What lines in the records include the string "legend"? Return each one.

» **Records for processing**

--*--

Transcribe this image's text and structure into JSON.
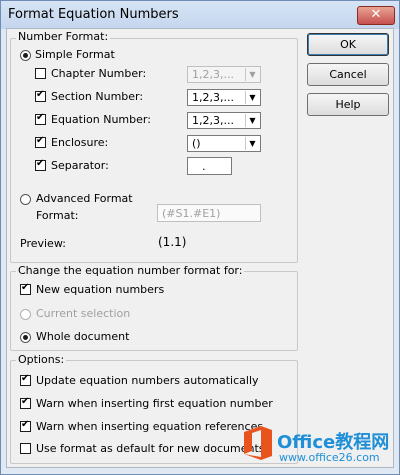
{
  "window": {
    "title": "Format Equation Numbers",
    "close_glyph": "✕"
  },
  "number_format": {
    "legend": "Number Format:",
    "simple_format": "Simple Format",
    "chapter_number": {
      "label": "Chapter Number:",
      "value": "1,2,3,..."
    },
    "section_number": {
      "label": "Section Number:",
      "value": "1,2,3,..."
    },
    "equation_number": {
      "label": "Equation Number:",
      "value": "1,2,3,..."
    },
    "enclosure": {
      "label": "Enclosure:",
      "value": "()"
    },
    "separator": {
      "label": "Separator:",
      "value": "."
    },
    "advanced_format": "Advanced Format",
    "format_label": "Format:",
    "format_value": "(#S1.#E1)",
    "preview_label": "Preview:",
    "preview_value": "(1.1)"
  },
  "change_for": {
    "legend": "Change the equation number format for:",
    "new_equations": "New equation numbers",
    "current_selection": "Current selection",
    "whole_document": "Whole document"
  },
  "options": {
    "legend": "Options:",
    "update_auto": "Update equation numbers automatically",
    "warn_first": "Warn when inserting first equation number",
    "warn_refs": "Warn when inserting equation references",
    "use_default": "Use format as default for new documents"
  },
  "buttons": {
    "ok": "OK",
    "cancel": "Cancel",
    "help": "Help"
  },
  "watermark": {
    "brand": "Office教程网",
    "url": "www.office26.com"
  },
  "colors": {
    "logo_orange": "#e8531e",
    "watermark_text": "#1f8fd8"
  }
}
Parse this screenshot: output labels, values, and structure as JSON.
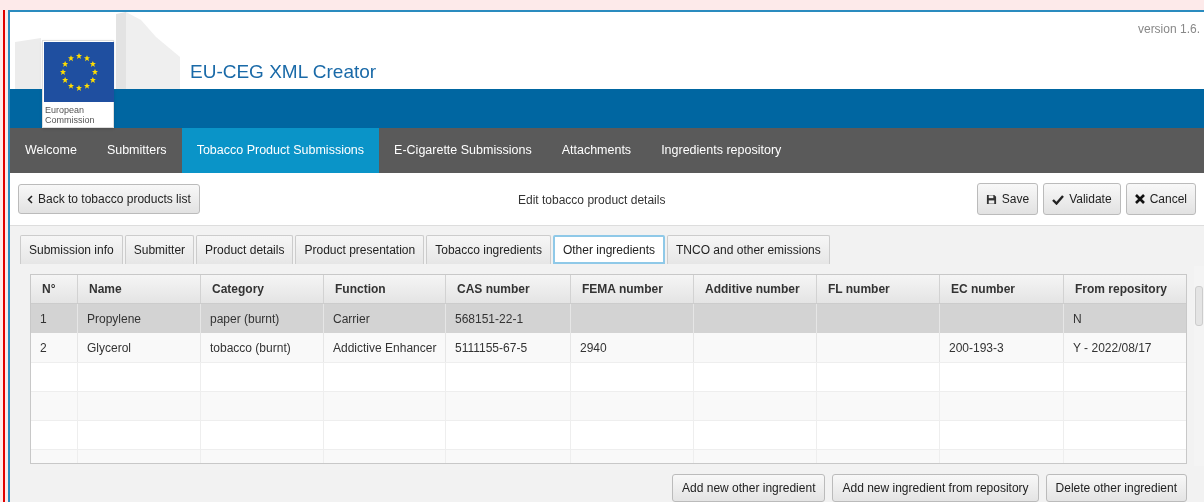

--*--

» **Reply to the task**
    "legend": "Number Format:",
    "legend": "Change the equation number format for:",
    "legend": "Options:",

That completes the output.